Four Winds Nature Institute
4 Casey Rd. Chittenden, VT 05737
STRUCTURE AND FUNCTION: PREDATORS & PREY
Focus: Animals that hunt other animals for their food, and the animals that are hunted, have
special adaptations to meet the challenges of their particular roles. (Hands-On Nature pgs. 24-30)
What are some of the different behavioral and physical characteristics that distinguish animals
that hunt from animals that are hunted?
Four Winds’ Predator and Prey Puppet Show: learn some of the characteristics of predators
and of prey.
What’s the Difference?: identify adaptations that are specific to hunted animals or hunting
animals and note those common to both groups.
Getaway Skits: act out a variety of different hunting and escaping strategies.
Snack Track: experience the roles of both predator and prey through a game of hiding and
Stalk the Prey Game: discover the risks of being a prey in need of food and water and the
challenges of being a predator.
Journal Activity – Superhunter: invent a predator that is adapted to catch a specific prey.
Rabbits and Foxes Feltboard Story: see and discuss the shifting balance and interdependence of
groups of predators and their prey.
Upper Grades Challenge – Predator-Prey Cycles: see the relationship between predator and
prey population cycles.

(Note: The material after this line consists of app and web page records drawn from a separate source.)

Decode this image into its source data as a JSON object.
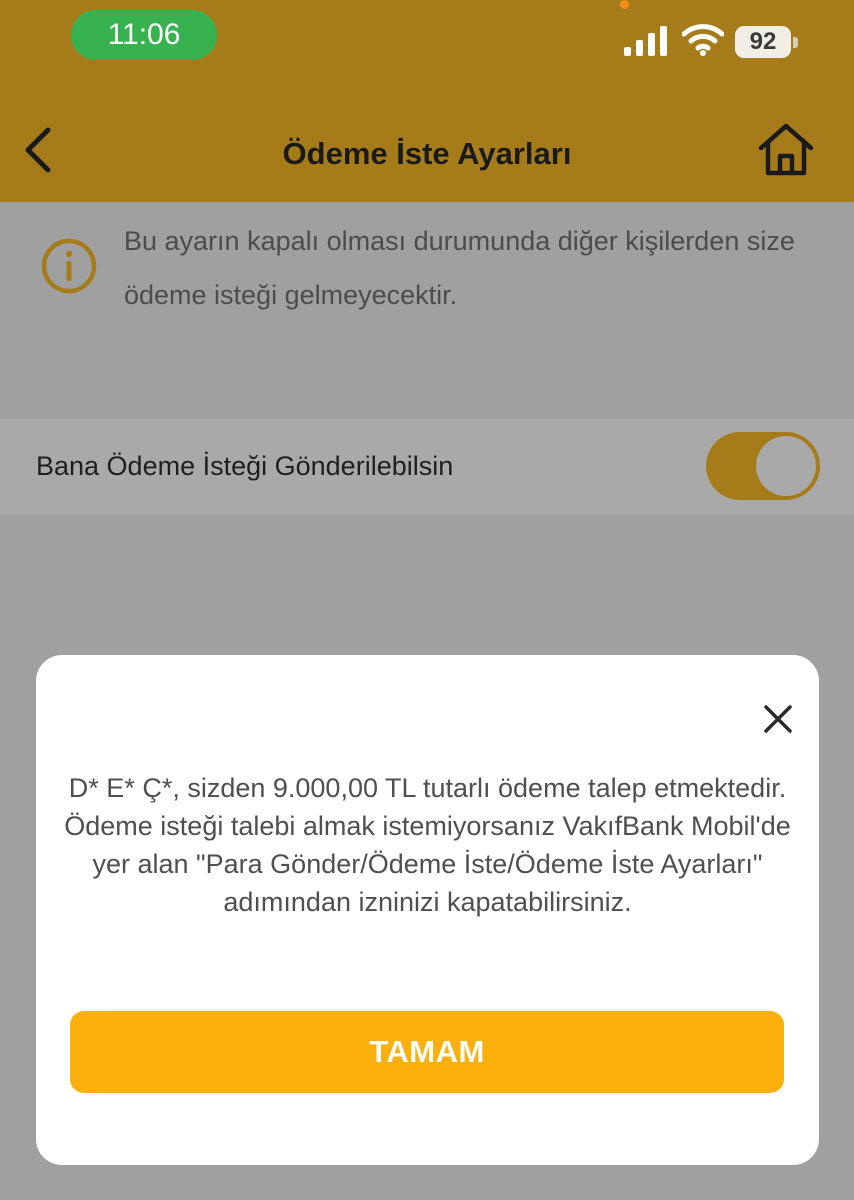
{
  "status_bar": {
    "time": "11:06",
    "battery": "92",
    "signal_icon": "cellular-signal-icon",
    "wifi_icon": "wifi-icon",
    "battery_icon": "battery-icon"
  },
  "header": {
    "title": "Ödeme İste Ayarları",
    "back_icon": "chevron-left-icon",
    "home_icon": "home-icon",
    "color": "#a67c1a"
  },
  "info": {
    "icon": "info-icon",
    "text": "Bu ayarın kapalı olması durumunda diğer kişilerden size ödeme isteği gelmeyecektir."
  },
  "setting": {
    "label": "Bana Ödeme İsteği Gönderilebilsin",
    "enabled": true
  },
  "modal": {
    "close_icon": "close-icon",
    "message": "D* E* Ç*, sizden 9.000,00 TL tutarlı ödeme talep etmektedir. Ödeme isteği talebi almak istemiyorsanız VakıfBank Mobil'de yer alan \"Para Gönder/Ödeme İste/Ödeme İste Ayarları\" adımından izninizi kapatabilirsiniz.",
    "button_label": "TAMAM",
    "button_color": "#fbb00d"
  }
}
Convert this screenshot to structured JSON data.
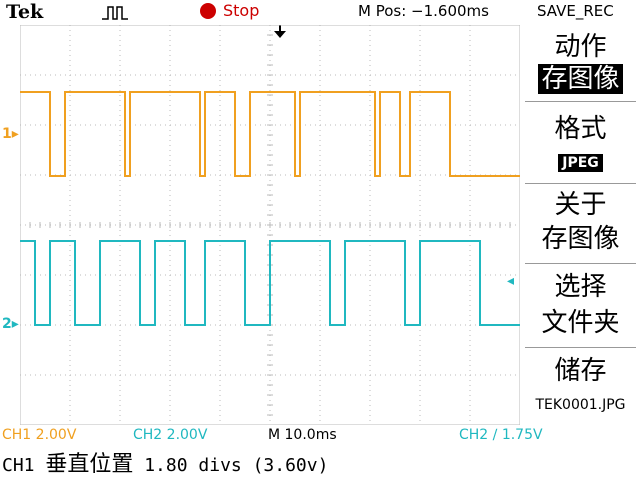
{
  "top_bar": {
    "brand": "Tek",
    "run_state": "Stop",
    "position": "M Pos: −1.600ms",
    "menu_title": "SAVE_REC"
  },
  "colors": {
    "ch1": "#f0a020",
    "ch2": "#20b8c0",
    "stop": "#cc0000"
  },
  "markers": {
    "ch1": "1▸",
    "ch2": "2▸",
    "trigger_level": "◂"
  },
  "menu": {
    "action_label": "动作",
    "action_value": "存图像",
    "format_label": "格式",
    "format_value": "JPEG",
    "about_line1": "关于",
    "about_line2": "存图像",
    "select_line1": "选择",
    "select_line2": "文件夹",
    "save_label": "储存",
    "save_filename": "TEK0001.JPG"
  },
  "readouts": {
    "ch1": "CH1  2.00V",
    "ch2": "CH2  2.00V",
    "timebase": "M 10.0ms",
    "trigger": "CH2 ∕ 1.75V"
  },
  "status": {
    "prefix": "CH1 ",
    "label": "垂直位置",
    "value": " 1.80 divs (3.60v)"
  },
  "waveforms": {
    "ch1_levels": [
      1,
      0,
      1,
      0,
      1,
      0,
      1,
      0,
      1,
      0,
      1,
      0,
      1,
      0,
      1,
      0
    ],
    "ch1_edges": [
      0.0,
      0.06,
      0.09,
      0.21,
      0.22,
      0.36,
      0.37,
      0.43,
      0.46,
      0.55,
      0.56,
      0.71,
      0.72,
      0.76,
      0.78,
      0.86
    ],
    "ch2_levels": [
      1,
      0,
      1,
      0,
      1,
      0,
      1,
      0,
      1,
      0,
      1,
      0,
      1,
      0,
      1,
      0
    ],
    "ch2_edges": [
      0.0,
      0.03,
      0.06,
      0.11,
      0.16,
      0.24,
      0.27,
      0.33,
      0.37,
      0.45,
      0.5,
      0.62,
      0.65,
      0.77,
      0.8,
      0.92
    ]
  }
}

SUGGESTED OUTSIDE ACTIVITIES
Getaway Skits, Snack Track, Stalk the Prey Game (in Teaching Suggestions)
A. Animals that hunt other animals for food have adaptations that help them to find and catch
their prey. Animals that are hunted have special adaptations that help them to become
aware of predators and to escape from, defend against, or discourage them. Some
adaptations are common to both predators and prey.
B. Animals display a variety of different hunting and escaping strategies.
C. In a healthy ecosystem, there is a balance between predators (hunters) and prey (hunted)
animals as long as there are adequate habitat resources (food, water, & shelter) to provide
for each group’s successful reproduction.
Unit Vocabulary: Adaptation, Ecosystem, Habitat, Predator, Prey, Herbivore, Carnivore,
Omnivore, Nocturnal, Diurnal, Crepuscular, Interdependence
Science Grade Expectations:
Grades PK-K Living things need food, water, and air to survive. Rabbits and Foxes are living
Grades 1-2 All animals depend on plants. Some animals eat plants for food; other animals eat
animals that eat plants. Animals are made up of body parts that enable them to survive in the
particular places they live.
Grades 3-4 Animals have physical and behavioral characteristics that help them to get what they
need and to defend themselves in their environment. Organisms can only survive in habitats in
which their needs are met. Energy derived from food is needed for all animals to stay alive and
grow. Living things can be sorted into groups in many ways using various characteristics.
Grades 5-6 Energy within an ecosystem originates from the sun; plants use energy from the sun to
make energy rich food, animals eat food that plants make. The number of animals that an
ecosystem can support depends on the kinds of organisms present and the availability food, water
and other resources. When the environment changes, some animals with advantageous traits are
able to survive. Living things can be sorted into groups in many ways using various
A. Active listening to understand the shifting balance and interdependence between
predators and their prey
B. Comparing and contrasting adaptations that are specific to hunted animals and hunting
animals and discussing adaptations the groups have in common.
C. Experiencing the role of predator and prey through a game of hiding and searching.
D. Creating a model using paper, crayons, pencils and tape to show adaptations a
predator would need to capture prey.
Vermont Standards: Inquiry 7.1, The Living World 7.13, Natural Resources and Agriculture
7.16, Listening 1.13, Questioning 2.1, Sustainability 3.9, Understanding Place 4.6
New Hampshire Standards: Science Process Skills SPS1, SPS3, SPS4, Life Science LS1, LS2,
Four Winds Nature Institute, 7-08.